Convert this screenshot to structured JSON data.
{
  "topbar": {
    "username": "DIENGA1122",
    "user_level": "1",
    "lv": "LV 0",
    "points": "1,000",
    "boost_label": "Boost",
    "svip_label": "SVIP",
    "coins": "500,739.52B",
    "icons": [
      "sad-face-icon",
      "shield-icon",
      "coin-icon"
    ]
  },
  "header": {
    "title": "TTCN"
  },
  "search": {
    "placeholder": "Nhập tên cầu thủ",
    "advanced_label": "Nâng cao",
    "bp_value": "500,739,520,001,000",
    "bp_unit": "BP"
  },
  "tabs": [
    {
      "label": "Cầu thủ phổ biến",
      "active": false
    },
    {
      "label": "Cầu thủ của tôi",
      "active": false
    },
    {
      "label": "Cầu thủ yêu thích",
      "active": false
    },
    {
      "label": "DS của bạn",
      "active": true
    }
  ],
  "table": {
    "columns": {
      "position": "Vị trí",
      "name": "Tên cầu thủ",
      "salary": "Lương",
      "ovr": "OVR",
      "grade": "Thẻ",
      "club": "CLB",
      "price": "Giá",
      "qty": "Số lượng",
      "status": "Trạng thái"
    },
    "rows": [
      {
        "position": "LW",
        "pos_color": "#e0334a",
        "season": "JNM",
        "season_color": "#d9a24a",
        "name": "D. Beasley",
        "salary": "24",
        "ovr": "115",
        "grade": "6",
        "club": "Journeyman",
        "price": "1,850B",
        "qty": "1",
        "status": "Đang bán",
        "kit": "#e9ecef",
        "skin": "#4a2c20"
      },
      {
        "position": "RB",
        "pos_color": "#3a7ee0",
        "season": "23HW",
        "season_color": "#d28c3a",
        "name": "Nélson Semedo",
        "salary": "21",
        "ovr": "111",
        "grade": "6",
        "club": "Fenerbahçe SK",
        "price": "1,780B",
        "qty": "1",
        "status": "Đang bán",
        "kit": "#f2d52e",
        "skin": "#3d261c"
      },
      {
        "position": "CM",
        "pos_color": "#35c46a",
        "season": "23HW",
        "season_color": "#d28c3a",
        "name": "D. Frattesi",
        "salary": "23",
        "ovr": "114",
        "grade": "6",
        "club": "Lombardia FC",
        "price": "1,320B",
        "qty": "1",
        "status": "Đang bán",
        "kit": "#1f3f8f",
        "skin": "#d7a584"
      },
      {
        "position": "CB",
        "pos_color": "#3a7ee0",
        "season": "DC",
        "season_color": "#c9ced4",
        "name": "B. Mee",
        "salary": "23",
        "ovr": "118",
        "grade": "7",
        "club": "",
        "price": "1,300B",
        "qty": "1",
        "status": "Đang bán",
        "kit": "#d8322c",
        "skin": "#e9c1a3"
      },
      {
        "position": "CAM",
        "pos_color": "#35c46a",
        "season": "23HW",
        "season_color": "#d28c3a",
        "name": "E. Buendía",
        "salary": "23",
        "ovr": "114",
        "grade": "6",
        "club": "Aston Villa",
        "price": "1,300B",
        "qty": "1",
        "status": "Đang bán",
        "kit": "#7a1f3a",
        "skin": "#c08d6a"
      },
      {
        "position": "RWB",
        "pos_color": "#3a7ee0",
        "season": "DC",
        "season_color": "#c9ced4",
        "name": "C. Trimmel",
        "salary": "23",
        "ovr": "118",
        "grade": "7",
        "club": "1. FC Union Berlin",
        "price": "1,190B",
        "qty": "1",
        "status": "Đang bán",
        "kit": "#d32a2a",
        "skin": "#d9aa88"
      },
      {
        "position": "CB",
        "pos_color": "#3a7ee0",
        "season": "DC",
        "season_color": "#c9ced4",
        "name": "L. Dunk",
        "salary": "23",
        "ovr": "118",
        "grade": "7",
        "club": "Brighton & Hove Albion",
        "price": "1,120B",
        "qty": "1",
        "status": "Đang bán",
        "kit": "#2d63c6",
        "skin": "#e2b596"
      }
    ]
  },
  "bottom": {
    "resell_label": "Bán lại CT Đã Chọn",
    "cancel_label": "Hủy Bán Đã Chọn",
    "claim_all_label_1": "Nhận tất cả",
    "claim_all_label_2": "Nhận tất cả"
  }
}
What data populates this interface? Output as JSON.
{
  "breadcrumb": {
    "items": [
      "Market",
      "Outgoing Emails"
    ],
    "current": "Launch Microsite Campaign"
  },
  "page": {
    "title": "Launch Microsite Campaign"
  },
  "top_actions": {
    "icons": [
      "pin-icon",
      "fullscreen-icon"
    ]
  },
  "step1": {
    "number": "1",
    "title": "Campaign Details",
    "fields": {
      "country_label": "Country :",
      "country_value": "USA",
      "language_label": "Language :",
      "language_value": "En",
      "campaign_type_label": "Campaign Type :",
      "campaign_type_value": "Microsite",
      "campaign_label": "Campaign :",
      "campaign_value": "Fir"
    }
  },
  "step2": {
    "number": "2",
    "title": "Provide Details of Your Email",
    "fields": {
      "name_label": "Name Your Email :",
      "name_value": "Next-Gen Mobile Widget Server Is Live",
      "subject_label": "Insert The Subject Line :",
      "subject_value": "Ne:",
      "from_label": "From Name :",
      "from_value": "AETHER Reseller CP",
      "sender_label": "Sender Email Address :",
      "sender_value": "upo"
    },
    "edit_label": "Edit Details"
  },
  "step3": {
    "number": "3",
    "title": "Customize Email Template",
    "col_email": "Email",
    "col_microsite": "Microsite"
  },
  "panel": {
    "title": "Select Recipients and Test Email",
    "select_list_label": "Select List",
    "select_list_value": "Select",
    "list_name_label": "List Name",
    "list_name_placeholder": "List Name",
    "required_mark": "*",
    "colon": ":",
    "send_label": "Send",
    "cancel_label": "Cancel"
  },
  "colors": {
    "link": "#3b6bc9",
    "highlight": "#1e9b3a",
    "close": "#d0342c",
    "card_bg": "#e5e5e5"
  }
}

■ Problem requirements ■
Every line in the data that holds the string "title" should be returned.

■ Solved problem ■
    "title": "TTCN"
    "title": "Launch Microsite Campaign"
    "title": "Campaign Details",
    "title": "Provide Details of Your Email",
    "title": "Customize Email Template",
    "title": "Select Recipients and Test Email",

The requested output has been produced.